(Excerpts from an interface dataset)
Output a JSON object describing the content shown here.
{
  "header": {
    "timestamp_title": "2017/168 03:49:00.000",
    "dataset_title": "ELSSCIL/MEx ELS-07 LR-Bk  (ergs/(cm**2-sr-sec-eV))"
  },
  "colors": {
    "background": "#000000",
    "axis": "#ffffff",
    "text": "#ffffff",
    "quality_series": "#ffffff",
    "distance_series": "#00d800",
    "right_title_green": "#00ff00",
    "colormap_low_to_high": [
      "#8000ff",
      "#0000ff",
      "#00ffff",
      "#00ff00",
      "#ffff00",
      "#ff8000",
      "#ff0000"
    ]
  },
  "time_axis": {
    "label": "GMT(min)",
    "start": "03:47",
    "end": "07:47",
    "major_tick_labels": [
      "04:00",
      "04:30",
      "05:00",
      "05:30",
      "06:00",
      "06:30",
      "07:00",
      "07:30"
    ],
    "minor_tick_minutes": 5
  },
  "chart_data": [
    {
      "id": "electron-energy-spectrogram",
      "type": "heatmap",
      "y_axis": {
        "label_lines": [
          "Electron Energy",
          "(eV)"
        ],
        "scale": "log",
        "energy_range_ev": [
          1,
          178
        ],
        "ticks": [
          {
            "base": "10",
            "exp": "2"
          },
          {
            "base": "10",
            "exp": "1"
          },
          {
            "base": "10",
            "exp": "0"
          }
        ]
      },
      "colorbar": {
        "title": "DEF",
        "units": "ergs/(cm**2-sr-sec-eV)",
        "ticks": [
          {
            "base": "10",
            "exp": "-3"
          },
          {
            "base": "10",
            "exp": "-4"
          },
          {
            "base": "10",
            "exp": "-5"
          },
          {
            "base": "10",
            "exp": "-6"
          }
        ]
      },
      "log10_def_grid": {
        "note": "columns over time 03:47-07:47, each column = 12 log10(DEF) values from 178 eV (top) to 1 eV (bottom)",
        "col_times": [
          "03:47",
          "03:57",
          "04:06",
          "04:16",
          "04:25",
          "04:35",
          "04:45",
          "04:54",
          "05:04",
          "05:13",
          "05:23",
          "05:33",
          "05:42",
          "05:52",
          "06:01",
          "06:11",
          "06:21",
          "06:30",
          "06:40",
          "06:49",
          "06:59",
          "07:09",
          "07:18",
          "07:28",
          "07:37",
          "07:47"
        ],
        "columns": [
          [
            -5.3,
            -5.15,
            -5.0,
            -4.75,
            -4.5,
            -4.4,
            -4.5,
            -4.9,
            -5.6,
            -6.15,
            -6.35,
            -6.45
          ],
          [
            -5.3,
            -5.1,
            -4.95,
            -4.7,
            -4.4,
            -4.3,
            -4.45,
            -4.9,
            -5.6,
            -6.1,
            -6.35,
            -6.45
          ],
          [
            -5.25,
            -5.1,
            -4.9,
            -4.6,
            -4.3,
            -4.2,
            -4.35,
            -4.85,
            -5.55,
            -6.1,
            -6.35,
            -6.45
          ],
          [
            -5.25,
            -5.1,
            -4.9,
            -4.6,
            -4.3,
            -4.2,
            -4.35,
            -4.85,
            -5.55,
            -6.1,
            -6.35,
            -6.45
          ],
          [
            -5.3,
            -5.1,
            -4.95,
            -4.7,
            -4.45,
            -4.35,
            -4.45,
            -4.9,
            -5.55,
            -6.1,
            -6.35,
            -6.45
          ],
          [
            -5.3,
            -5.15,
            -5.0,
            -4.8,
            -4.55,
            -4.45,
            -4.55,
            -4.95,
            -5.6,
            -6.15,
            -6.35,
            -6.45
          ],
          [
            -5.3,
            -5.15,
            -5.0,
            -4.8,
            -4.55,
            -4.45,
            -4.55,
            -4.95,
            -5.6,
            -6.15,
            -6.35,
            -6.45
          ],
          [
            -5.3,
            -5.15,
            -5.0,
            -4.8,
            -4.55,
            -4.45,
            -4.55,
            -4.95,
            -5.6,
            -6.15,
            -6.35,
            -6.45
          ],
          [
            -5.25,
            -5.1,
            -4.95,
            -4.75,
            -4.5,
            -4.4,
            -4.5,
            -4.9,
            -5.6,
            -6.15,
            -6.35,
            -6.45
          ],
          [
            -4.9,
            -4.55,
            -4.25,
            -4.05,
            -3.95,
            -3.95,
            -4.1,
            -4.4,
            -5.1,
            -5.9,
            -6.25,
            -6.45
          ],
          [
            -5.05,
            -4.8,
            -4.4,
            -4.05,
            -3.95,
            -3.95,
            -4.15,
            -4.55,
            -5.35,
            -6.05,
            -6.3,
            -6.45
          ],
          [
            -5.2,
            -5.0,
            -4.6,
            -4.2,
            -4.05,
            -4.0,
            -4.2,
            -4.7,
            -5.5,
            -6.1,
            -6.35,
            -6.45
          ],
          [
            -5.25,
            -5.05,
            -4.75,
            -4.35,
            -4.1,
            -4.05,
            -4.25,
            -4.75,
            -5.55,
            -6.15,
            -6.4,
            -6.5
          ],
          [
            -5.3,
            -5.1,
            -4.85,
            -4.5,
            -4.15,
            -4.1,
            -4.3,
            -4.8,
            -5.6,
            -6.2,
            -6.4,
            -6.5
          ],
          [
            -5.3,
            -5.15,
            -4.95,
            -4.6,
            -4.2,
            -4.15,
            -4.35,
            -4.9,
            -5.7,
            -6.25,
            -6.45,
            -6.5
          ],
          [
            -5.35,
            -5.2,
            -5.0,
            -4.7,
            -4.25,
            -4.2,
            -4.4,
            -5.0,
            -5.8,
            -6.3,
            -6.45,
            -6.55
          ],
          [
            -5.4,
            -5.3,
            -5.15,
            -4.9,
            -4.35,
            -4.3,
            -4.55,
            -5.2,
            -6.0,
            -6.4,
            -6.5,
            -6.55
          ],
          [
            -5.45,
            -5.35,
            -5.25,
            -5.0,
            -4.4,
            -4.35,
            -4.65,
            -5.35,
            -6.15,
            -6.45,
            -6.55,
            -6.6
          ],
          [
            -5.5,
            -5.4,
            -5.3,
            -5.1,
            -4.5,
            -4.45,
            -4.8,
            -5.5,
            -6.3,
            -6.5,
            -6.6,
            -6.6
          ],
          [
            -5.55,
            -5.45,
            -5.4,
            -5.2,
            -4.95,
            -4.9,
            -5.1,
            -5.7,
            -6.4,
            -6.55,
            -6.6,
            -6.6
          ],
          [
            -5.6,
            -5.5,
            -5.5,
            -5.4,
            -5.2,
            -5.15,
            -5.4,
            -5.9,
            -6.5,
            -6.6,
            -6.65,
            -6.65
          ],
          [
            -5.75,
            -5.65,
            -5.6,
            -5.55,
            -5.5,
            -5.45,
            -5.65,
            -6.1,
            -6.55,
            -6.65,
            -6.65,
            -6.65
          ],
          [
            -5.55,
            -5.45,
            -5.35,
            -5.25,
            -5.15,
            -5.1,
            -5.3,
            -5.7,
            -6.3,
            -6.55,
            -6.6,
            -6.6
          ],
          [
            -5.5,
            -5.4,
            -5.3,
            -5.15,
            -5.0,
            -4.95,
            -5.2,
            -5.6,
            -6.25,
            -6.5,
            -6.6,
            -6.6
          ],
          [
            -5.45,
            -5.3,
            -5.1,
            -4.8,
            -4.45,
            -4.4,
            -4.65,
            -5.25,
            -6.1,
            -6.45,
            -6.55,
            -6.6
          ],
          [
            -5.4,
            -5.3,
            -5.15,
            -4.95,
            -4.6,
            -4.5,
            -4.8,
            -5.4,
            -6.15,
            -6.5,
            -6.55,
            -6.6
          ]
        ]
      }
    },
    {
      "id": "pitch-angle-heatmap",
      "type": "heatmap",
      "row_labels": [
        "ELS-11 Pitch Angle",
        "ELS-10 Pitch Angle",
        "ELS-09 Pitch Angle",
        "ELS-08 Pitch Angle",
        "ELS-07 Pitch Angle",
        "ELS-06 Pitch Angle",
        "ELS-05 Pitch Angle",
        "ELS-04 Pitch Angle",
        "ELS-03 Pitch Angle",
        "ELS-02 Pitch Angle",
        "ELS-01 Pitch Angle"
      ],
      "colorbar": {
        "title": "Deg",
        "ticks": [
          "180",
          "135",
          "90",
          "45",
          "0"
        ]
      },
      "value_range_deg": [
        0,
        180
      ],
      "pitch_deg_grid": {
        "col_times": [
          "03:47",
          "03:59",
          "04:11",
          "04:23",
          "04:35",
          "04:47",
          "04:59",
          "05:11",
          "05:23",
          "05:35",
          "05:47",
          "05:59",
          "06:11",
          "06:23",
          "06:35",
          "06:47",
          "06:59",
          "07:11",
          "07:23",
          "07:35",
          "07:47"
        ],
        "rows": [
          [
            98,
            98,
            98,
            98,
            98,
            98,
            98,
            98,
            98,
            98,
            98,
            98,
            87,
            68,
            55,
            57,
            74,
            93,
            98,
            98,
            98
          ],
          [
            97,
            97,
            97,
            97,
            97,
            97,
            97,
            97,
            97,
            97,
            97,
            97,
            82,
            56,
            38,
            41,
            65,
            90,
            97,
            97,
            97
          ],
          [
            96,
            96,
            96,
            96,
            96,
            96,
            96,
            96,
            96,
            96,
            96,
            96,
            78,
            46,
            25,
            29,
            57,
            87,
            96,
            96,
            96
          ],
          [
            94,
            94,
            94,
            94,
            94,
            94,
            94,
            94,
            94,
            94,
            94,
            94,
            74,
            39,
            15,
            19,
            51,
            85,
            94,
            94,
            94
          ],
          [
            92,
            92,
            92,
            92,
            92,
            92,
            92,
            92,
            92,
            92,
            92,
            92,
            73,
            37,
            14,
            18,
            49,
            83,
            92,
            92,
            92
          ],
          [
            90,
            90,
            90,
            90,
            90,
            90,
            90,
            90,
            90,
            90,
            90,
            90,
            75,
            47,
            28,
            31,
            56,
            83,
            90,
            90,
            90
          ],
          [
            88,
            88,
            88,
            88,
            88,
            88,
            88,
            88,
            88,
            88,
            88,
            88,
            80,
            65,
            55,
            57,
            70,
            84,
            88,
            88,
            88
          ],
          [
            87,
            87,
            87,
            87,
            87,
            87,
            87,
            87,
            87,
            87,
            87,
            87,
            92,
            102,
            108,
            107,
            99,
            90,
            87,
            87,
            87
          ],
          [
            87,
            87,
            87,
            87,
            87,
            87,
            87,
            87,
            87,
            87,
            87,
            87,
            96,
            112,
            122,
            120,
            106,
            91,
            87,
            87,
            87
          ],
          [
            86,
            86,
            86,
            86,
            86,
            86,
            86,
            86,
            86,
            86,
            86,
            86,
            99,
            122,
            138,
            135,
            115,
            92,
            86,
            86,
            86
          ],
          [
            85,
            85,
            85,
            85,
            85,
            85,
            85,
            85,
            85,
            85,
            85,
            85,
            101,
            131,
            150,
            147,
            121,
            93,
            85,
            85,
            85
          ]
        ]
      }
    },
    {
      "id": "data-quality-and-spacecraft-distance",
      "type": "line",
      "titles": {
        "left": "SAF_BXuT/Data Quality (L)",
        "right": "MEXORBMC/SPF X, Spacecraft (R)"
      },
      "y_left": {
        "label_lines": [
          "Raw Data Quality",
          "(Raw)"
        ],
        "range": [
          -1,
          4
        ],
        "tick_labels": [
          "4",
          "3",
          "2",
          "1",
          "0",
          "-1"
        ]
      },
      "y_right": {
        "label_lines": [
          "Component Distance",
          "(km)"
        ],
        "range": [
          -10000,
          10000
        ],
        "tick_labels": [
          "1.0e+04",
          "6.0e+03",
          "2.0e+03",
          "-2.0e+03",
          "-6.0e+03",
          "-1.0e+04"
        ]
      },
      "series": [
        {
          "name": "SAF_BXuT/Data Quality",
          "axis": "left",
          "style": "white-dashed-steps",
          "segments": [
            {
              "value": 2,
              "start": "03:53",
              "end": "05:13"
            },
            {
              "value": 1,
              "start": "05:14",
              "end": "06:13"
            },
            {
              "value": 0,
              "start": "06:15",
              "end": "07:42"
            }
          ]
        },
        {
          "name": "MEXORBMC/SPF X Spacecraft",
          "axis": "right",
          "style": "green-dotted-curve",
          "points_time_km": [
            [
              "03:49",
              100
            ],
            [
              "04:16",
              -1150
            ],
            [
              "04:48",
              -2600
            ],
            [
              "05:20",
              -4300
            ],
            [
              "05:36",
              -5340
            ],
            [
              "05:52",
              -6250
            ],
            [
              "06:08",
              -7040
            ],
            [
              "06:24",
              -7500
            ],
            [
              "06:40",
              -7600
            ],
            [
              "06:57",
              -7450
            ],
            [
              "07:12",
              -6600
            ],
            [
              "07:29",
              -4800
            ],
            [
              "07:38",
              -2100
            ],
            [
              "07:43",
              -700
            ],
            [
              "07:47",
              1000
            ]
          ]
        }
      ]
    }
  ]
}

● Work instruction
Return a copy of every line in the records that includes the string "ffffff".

● Solution
    "axis": "#ffffff",
    "text": "#ffffff",
    "quality_series": "#ffffff",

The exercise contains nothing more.